==== Supplied data
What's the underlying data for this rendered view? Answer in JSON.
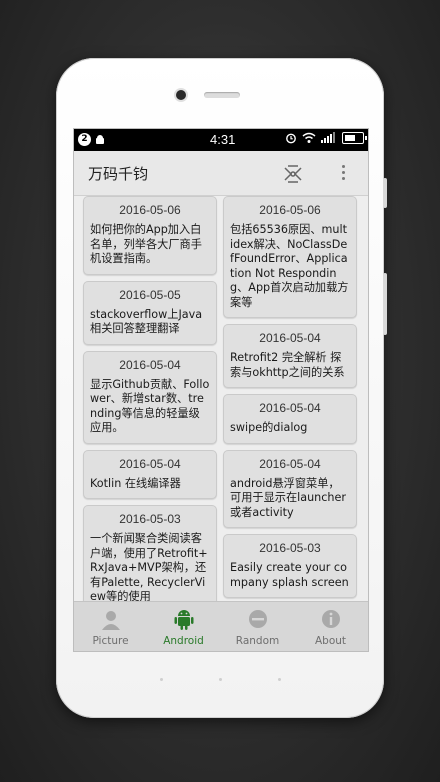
{
  "status_bar": {
    "notification_count": "2",
    "time": "4:31"
  },
  "toolbar": {
    "title": "万码千钧"
  },
  "cards_left": [
    {
      "date": "2016-05-06",
      "desc": "如何把你的App加入白名单，列举各大厂商手机设置指南。"
    },
    {
      "date": "2016-05-05",
      "desc": "stackoverflow上Java相关回答整理翻译"
    },
    {
      "date": "2016-05-04",
      "desc": "显示Github贡献、Follower、新增star数、trending等信息的轻量级应用。"
    },
    {
      "date": "2016-05-04",
      "desc": "Kotlin 在线编译器"
    },
    {
      "date": "2016-05-03",
      "desc": "一个新闻聚合类阅读客户端，使用了Retrofit+RxJava+MVP架构，还有Palette, RecyclerView等的使用"
    }
  ],
  "cards_right": [
    {
      "date": "2016-05-06",
      "desc": "包括65536原因、multidex解决、NoClassDefFoundError、Application Not Responding、App首次启动加载方案等"
    },
    {
      "date": "2016-05-04",
      "desc": "Retrofit2 完全解析 探索与okhttp之间的关系"
    },
    {
      "date": "2016-05-04",
      "desc": "swipe的dialog"
    },
    {
      "date": "2016-05-04",
      "desc": "android悬浮窗菜单，可用于显示在launcher或者activity"
    },
    {
      "date": "2016-05-03",
      "desc": "Easily create your company splash screen"
    }
  ],
  "bottom_nav": [
    {
      "label": "Picture",
      "icon": "picture-icon",
      "active": false
    },
    {
      "label": "Android",
      "icon": "android-icon",
      "active": true
    },
    {
      "label": "Random",
      "icon": "random-icon",
      "active": false
    },
    {
      "label": "About",
      "icon": "info-icon",
      "active": false
    }
  ],
  "colors": {
    "active_tab": "#2a7a2a",
    "inactive_tab": "#6e6e6e",
    "card_bg": "#e0e0e0"
  }
}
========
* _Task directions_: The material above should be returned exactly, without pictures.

* _Problem solution_:
What's the underlying data for this rendered view? Answer in JSON.
{
  "status_bar": {
    "notification_count": "2",
    "time": "4:31"
  },
  "toolbar": {
    "title": "万码千钧"
  },
  "cards_left": [
    {
      "date": "2016-05-06",
      "desc": "如何把你的App加入白名单，列举各大厂商手机设置指南。"
    },
    {
      "date": "2016-05-05",
      "desc": "stackoverflow上Java相关回答整理翻译"
    },
    {
      "date": "2016-05-04",
      "desc": "显示Github贡献、Follower、新增star数、trending等信息的轻量级应用。"
    },
    {
      "date": "2016-05-04",
      "desc": "Kotlin 在线编译器"
    },
    {
      "date": "2016-05-03",
      "desc": "一个新闻聚合类阅读客户端，使用了Retrofit+RxJava+MVP架构，还有Palette, RecyclerView等的使用"
    }
  ],
  "cards_right": [
    {
      "date": "2016-05-06",
      "desc": "包括65536原因、multidex解决、NoClassDefFoundError、Application Not Responding、App首次启动加载方案等"
    },
    {
      "date": "2016-05-04",
      "desc": "Retrofit2 完全解析 探索与okhttp之间的关系"
    },
    {
      "date": "2016-05-04",
      "desc": "swipe的dialog"
    },
    {
      "date": "2016-05-04",
      "desc": "android悬浮窗菜单，可用于显示在launcher或者activity"
    },
    {
      "date": "2016-05-03",
      "desc": "Easily create your company splash screen"
    }
  ],
  "bottom_nav": [
    {
      "label": "Picture",
      "icon": "picture-icon",
      "active": false
    },
    {
      "label": "Android",
      "icon": "android-icon",
      "active": true
    },
    {
      "label": "Random",
      "icon": "random-icon",
      "active": false
    },
    {
      "label": "About",
      "icon": "info-icon",
      "active": false
    }
  ],
  "colors": {
    "active_tab": "#2a7a2a",
    "inactive_tab": "#6e6e6e",
    "card_bg": "#e0e0e0"
  }
}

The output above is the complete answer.